The AP is among these, and its report on Shahini’s bail release names Vafadari as one of the dual nationals currently in detention, but also declares that he has not yet been tried or sentenced. In this sense, the AP is more optimistic than various commentators on the Iranian human rights situation. Still, the report does not seem to overstate the importance of Shahini’s release, insofar as it acknowledges that the conditions of that release are still unknown.
For instance, it is not clear whether Shahini will have the opportunity to leave the country now that he has arranged to pay his bail of 62,000 dollars. If he must remain in Iran, he will be subject to re-arrest at any time – a fate that has certainly befalling other political prisoners who had previously been released, including not only those who had made bail but also those who had been granted early release on the basis of life-threatening medical conditions.
In the broadest sense, Shahini himself falls into this category. That is to say, his release came only after a weeks-long hunger strike, which began on February 15 whereupon Shahini attested that he would be willing to continue the protest until the point of death. Similar hunger strikes have occasionally won successes in recent months, although generally not until the prisoners in question suffered severe health consequences, and even then not until they had garnered demonstrated sympathy or even large-scale protests among the national populace.
As with Shahini’s dubious bail-release, the resolutions to these cases are rarely, if ever, definitive. For instance, in the well-known case of Arash Sadeghi, the more than two-month hunger strike was only aimed at securing the release of his wife, who had been ordered to begin a sentence on the basis of fictional writing found in a personal notebook. Even after public protests and social media campaigns necessitated a response from the judiciary, Sadeghi’s wife was only granted conditional release pending the review of her case.
In other instances, hunger strikes have been brought to an end through deception. The brothers Mehdi and Hossein Rajabian, who are serving sentences on the basis of their running an online music streaming platform, have re-started hunger strikes that were ended after authorities falsely promised that their demands would be addressed. It is too early to say whether or not Shahini’s release is another example of this sort of deception, aimed at both ending his hunger strike and changing the media narrative about his case before he is returned to prison.

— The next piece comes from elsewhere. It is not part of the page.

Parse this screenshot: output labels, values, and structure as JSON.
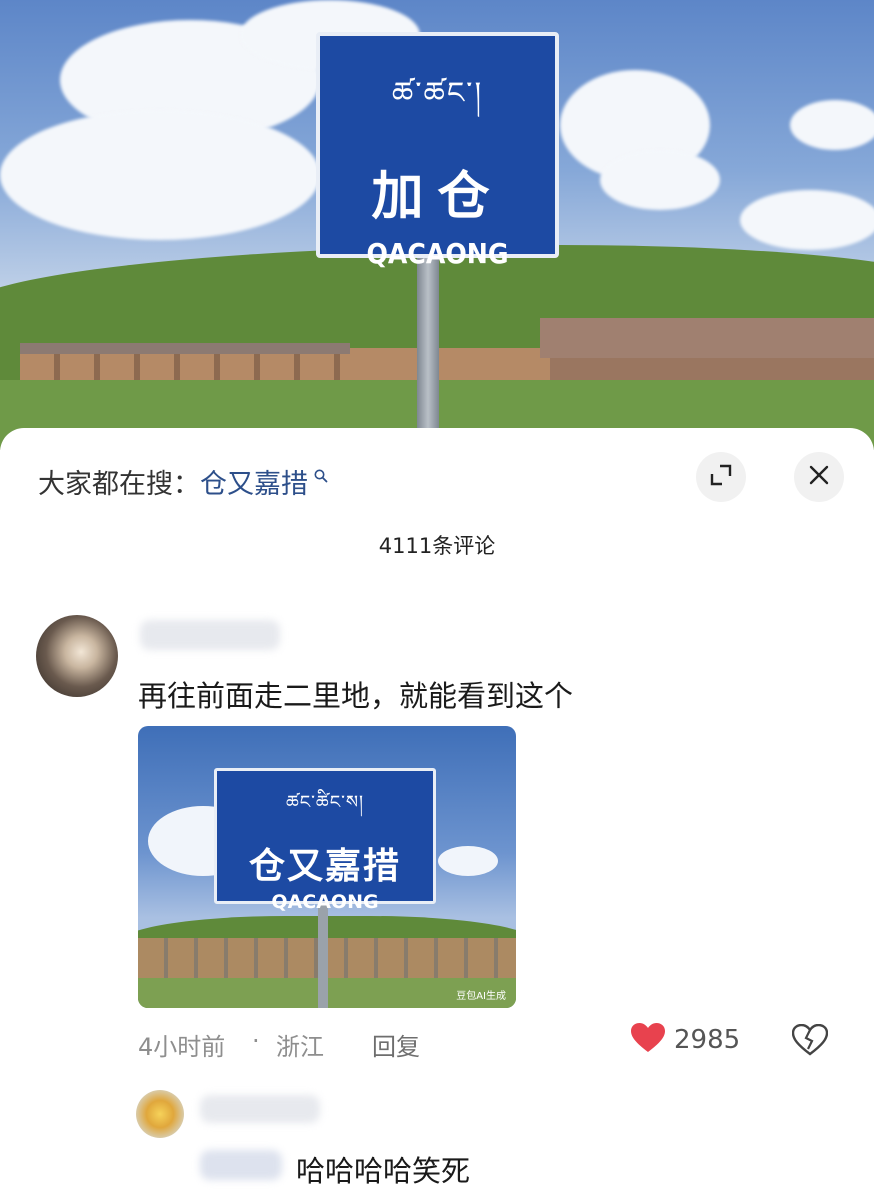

Whatever the case, there are a great many political prisoners who remain incarcerated in the Islamic Republic, whose cases may or may not be subject to the same sorts of internal and external pressures as was Shahini’s. Among them is the British-Iranian charity worker Nazanin Zaghari-Ratcliffe, for whom Monday marked one year since the day she was arrested and separated from her two-year-old daughter, who has been barred from returning to her father in Britain.
Certainly, there is a great deal of advocacy on Zaghari-Ratcliffe’s behalf, but none of that advocacy is coming directly from the British government. The Telegraph reports that this was the subject of an Amnesty International statement and a rally on Sunday, neither of which was the first instance of Zaghari-Ratcliffe’s family and supporters criticizing the government for inaction or accusing it of prioritizing potential economic relations with Iran ahead of the lives of dual nationals.
The Telegraph notes that British Foreign Secretary Boris Johnson has continually refused to meet with Zaghari-Ratcliffe’s husband Richard Ratcliffe. By contrast, US President Donald Trump was quick to meet with the family of Robert Levinson, who has been missing in Iran since 2007. This reportedly inspired a great deal of confidence in the Trump administration’s willingness to directly confront the issue of Iranian hostage-taking. This is in keeping with a generally confrontational tone toward Iran, and it is certainly possible that the offer of bail for Shahini is an instance of the Iranian regime scaling back its own confrontations out of fear of escalating consequences.